A parking lot on Mother Gaston Boulevard in Brownsville will be transformed into a 12-story apartment building with low-income and supportive housing, the New York City Housing Authority has announced. CAMBA Housing Ventures is the developer of the project. Above is a rendering of the building, known as the Van Dyke Supportive Housing Project, which will be located between Dumont and Livonia Avenues. The development will include 100 apartments consisting of 44 one-bedrooms and 56 two-bedrooms. At least 30 percent of the units will go to homeless families or those at risk for homelessness. A quarter will be set aside for NYCHA residents, and the rest will go to low-income families earning as much as 60 percent of the area median income, or $51,540 a year for a family of four. Also on site will be a mental health clinic, community space, and employment training. Nonprofit CAMBA, an affiliate of the developer, operates job training programs and plans to train NYCHA residents to apply for construction jobs on the project. CAMBA Housing Ventures has developed 396 units of housing in Brooklyn and has 459 more in development. Construction should wrap in the summer of 2014. Rendering via CAMBA Housing Ventures

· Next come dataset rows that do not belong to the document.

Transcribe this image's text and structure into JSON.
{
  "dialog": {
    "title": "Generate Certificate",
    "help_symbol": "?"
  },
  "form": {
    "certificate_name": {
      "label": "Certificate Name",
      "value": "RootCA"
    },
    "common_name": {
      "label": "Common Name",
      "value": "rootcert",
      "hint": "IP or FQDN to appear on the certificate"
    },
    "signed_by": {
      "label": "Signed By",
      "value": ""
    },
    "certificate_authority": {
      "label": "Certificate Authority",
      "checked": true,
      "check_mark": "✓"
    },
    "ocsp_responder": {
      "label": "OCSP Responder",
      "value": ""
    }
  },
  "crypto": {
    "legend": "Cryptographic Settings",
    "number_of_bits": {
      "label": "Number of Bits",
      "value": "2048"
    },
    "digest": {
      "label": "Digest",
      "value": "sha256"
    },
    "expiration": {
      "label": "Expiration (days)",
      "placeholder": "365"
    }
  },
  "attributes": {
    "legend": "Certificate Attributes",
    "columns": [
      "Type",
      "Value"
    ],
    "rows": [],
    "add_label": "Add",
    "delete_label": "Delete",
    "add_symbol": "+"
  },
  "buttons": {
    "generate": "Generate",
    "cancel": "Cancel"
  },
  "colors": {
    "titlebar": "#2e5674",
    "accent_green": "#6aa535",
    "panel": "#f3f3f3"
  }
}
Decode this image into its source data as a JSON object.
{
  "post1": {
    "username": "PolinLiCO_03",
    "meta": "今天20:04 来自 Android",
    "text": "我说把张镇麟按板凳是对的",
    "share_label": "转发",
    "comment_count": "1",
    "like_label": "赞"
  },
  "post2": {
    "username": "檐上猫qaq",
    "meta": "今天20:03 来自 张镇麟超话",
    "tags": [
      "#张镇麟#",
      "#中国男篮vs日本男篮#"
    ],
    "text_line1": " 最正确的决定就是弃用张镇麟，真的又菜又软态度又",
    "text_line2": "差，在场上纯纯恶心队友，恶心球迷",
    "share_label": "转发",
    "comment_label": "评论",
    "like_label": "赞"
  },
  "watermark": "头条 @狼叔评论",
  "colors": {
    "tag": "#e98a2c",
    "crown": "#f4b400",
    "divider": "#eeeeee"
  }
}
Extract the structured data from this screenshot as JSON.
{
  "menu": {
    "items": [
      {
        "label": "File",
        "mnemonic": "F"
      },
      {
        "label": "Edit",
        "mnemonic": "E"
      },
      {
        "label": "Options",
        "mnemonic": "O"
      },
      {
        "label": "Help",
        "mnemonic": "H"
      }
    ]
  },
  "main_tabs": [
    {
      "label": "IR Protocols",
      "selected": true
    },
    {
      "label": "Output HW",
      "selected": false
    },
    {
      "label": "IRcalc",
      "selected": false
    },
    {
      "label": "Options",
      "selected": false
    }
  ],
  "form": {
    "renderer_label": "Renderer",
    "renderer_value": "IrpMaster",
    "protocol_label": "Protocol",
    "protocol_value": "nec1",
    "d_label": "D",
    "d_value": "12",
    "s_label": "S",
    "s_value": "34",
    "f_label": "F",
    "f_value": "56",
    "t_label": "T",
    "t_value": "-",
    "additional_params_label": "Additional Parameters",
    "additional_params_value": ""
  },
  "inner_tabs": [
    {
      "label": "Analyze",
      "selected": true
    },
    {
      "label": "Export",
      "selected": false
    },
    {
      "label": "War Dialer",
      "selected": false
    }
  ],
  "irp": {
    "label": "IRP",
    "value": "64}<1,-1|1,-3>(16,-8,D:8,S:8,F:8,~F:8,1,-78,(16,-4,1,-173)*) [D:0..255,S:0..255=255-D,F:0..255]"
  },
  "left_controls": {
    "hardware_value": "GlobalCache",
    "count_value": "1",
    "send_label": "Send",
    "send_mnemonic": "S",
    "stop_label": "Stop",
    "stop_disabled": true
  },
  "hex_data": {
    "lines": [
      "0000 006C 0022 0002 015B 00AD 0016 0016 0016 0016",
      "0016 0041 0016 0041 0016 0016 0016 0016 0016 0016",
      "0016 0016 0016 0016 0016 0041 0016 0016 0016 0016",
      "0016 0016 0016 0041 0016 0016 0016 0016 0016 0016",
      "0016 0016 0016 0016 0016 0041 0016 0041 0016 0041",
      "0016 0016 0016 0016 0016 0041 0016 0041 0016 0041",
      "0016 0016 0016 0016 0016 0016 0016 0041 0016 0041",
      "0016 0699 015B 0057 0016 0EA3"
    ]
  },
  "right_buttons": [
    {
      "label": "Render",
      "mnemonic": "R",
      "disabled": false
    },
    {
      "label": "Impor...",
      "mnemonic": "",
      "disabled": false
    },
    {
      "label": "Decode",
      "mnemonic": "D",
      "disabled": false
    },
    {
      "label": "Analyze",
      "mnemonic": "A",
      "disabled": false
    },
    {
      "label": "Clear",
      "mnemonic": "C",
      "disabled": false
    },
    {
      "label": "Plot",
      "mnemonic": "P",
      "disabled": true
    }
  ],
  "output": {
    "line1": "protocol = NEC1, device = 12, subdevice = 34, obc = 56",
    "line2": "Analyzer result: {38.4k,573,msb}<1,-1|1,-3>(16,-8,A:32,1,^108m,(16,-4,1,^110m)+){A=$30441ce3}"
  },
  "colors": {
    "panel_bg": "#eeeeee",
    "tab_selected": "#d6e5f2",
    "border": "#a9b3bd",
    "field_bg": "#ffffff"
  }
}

Name: Former Loew’s Pitkin Avenue Theater, now Brownsville Ascend Charter School, and retail Address: 1501 Pitkin Avenue Cross Streets: Corner Saratoga Avenue Neighborhood: Brownsville Year Built: 1929-30, rebuilt 2010-12 Architectural Style: Art Deco with Mayan and Art Nouveau touches. Interior “Hispanic-Mooresque” Architect: Thomas Lamb. Renovation: Kitchens & Associates and Anderson-Miller Designs Other Work by Architect: Over 180 theaters across U.S., Canada and world. In Brooklyn: Loew’s Metropolitan, Loew’s Gates, RKO Bushwick, Strand, among others. Landmarked: No
The story: The age of the great movie palaces is over. In the teens and into the 1930s, they were built to provide an escape into the fantasy world of live theater follies and Hollywood motion pictures, with exciting stories of beautiful leading ladies and handsome leading men. For your average person, the theater itself would be an escape, a fantasy building with exotic décor, padded and plush sets, gilded surfaces and bright lights. These palaces were everything a local dull, coldwater flat was not, an escape into another world. And no one built a fantasy theater like Thomas Lamb.
He was the best of a handful of theater architects and designers who made magic. Lamb was born in Scotland, and came to the U.S. as a child of 12. He got his architectural training at Cooper Union, and set his office up on 40th Street in the theater district. His first theater was for film mogul William Fox, in 1909. He would go on to be the architect of choice for the Loew’s, Fox, and RKO chains. His theater designs would grace cities around the world, with almost 50 here in New York, and theaters from Philadelphia to Toronto, Jakarta to London, Cleveland to Johannesburg. (more…)